“She accused me of being an American!” the man from Ottawa said in mock horror.
It was early evening in a candlelit church in London and we were waiting for a classical music concert. I’d mistaken his Canadian accent for ours. Oh for the days when Canadians abroad conspicuously wore red maple leaf lapel pins.
Exchanging pleasantries, we talked about where we were from, how long we’d be on vacation, what we’d seen, the unusually fine weather. Then, out of the blue, he said:
“I guess you’re glad to be away from the politics.”
Well, yes, absolutely. For nearly two weeks, I visited old friends, played tourist, avoided TV news and did not check Facebook or email for the latest indignities from the campaign trail.
I loved riding shotgun on the left as my friends drove us around beautiful Devon on country lanes so narrow that when cars meet, one has to back up. The motorist who finally moves forward waves in thanks. It’s a friendly, civilized and slow way to travel.
There’s nothing like walking around Grimspound, prehistoric ruins of 24 stone round houses inside a stone wall dating to the Late Bronze Age, 1450 to 700 B.C., in Dartmoor National Park, to put America’s political screeching into perspective. The ugly presidential campaign could and would go on without me.
My hosts in Britain warned that people there would give me grief about Donald Trump, but that didn’t happen. The common reaction upon learning I was from Washington was pity.
People elsewhere treat Americans the way you would an acquaintance who’s gotten a bad medical diagnosis: gently concerned, sympathetic and not quite sure what to say.
Even British pop music queen Adele told an audience in Washington the other night she’s embarrassed for Americans because of our election.
We don’t much like being pitied by people whose economy is suffering because they voted to “Make Britain Great Again” by leaving the European Union -- but it’s hard to say so until we see how Nov. 8 turns out.
How, the owner of our B&B in London asked, shaking his head sadly, had the American election come to a choice between two people as unpopular as Hillary Clinton and Trump?

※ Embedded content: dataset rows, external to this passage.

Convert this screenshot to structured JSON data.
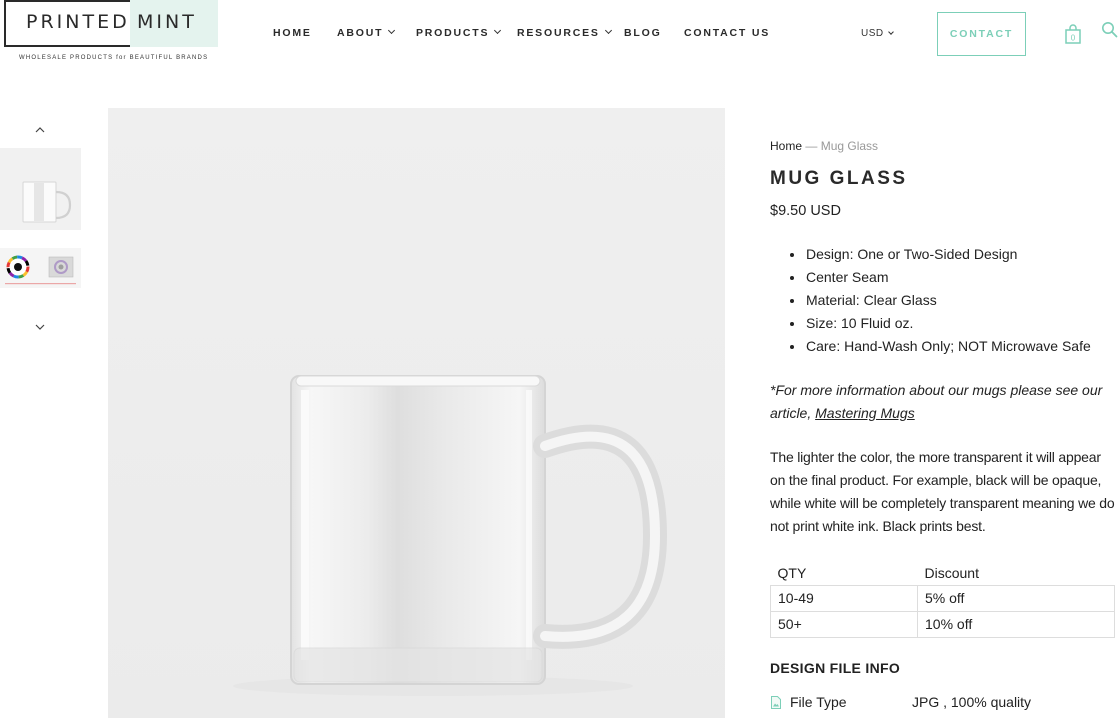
{
  "logo": {
    "part1": "PRINTED",
    "part2": "MINT",
    "tagline": "WHOLESALE PRODUCTS for BEAUTIFUL BRANDS"
  },
  "nav": {
    "items": [
      {
        "label": "HOME",
        "dropdown": false
      },
      {
        "label": "ABOUT",
        "dropdown": true
      },
      {
        "label": "PRODUCTS",
        "dropdown": true
      },
      {
        "label": "RESOURCES",
        "dropdown": true
      },
      {
        "label": "BLOG",
        "dropdown": false
      },
      {
        "label": "CONTACT US",
        "dropdown": false
      }
    ],
    "currency": "USD",
    "contact_button": "CONTACT",
    "cart_count": "0",
    "accent": "#7ccfb8"
  },
  "breadcrumb": {
    "home": "Home",
    "separator": "—",
    "current": "Mug Glass"
  },
  "product": {
    "title": "MUG GLASS",
    "price": "$9.50 USD",
    "features": [
      "Design: One or Two-Sided Design",
      "Center Seam",
      "Material: Clear Glass",
      "Size: 10 Fluid oz.",
      "Care: Hand-Wash Only; NOT Microwave Safe"
    ],
    "note_prefix": "*For more information about our mugs please see our article, ",
    "note_link": "Mastering Mugs",
    "description": "The lighter the color, the more transparent it will appear on the final product. For example, black will be opaque, while white will be completely transparent meaning we do not print white ink. Black prints best."
  },
  "discount_table": {
    "headers": [
      "QTY",
      "Discount"
    ],
    "rows": [
      [
        "10-49",
        "5% off"
      ],
      [
        "50+",
        "10% off"
      ]
    ]
  },
  "design_file": {
    "heading": "DESIGN FILE INFO",
    "label": "File Type",
    "value": "JPG , 100% quality"
  }
}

Naturally, like everyone else, he had a theory.
Trump never expected to get this far in his campaign. Running for president was just a way for the bored billionaire to boost his brand. As for Clinton, she’s been around too long and people are tired of her, the man said.
“Your people want change – just like here,” he said.

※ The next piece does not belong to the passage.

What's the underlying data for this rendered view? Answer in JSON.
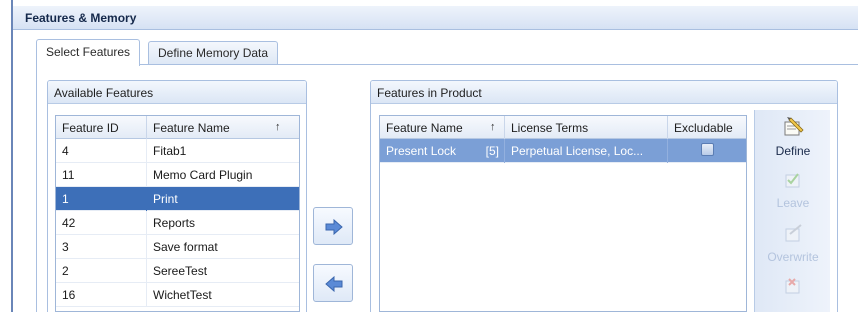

Be careful what you wish for, I thought.
The vote to leave the EU stemmed from the same kind of discontent that fueled Trump’s rise – a sense of loss of control and identity, a distrust of globalism and a desire to take the country back to some imaginary glory days.
Britons are just beginning to feel the bad effects of Brexit. The pound has dropped against the dollar to levels not seen since the1980s. A leaked U.K. Treasury report predicted a post-Brexit drop in the country’s Gross Domestic Product of perhaps 9.5 percent per year and tax revenue losses reaching 66 billion pounds per year.
Trump calls himself “Mr. Brexit” and claims he will surprise everyone by winning on Election Day.
“This is like Brexit, folks,” Trump said in Pennsylvania the other day. “We want our independence back. We want our borders strong. We don’t want people coming in from Syria that we have no idea who the hell they are.”
Polls in Britain were close before the June vote, but it was thought Britain would remain in the EU. Almost three-quarters of eligible voters turned out, and 52 percent voted to leave and 48 percent to remain.
Clinton’s lead on Trump has widened nationally and in key swing states, polls show. Some analysts are calling the race over. It’s not. Polls usually tighten in the waning days of presidential campaigns. Plus the “unshackled” Trump is attacking Clinton in hopes of suppressing her vote.
As for me, I’d rather visit Britain than visit Brexit-like punishment on the United States. How about you?
©2016 Marsha Mercer. All rights reserved.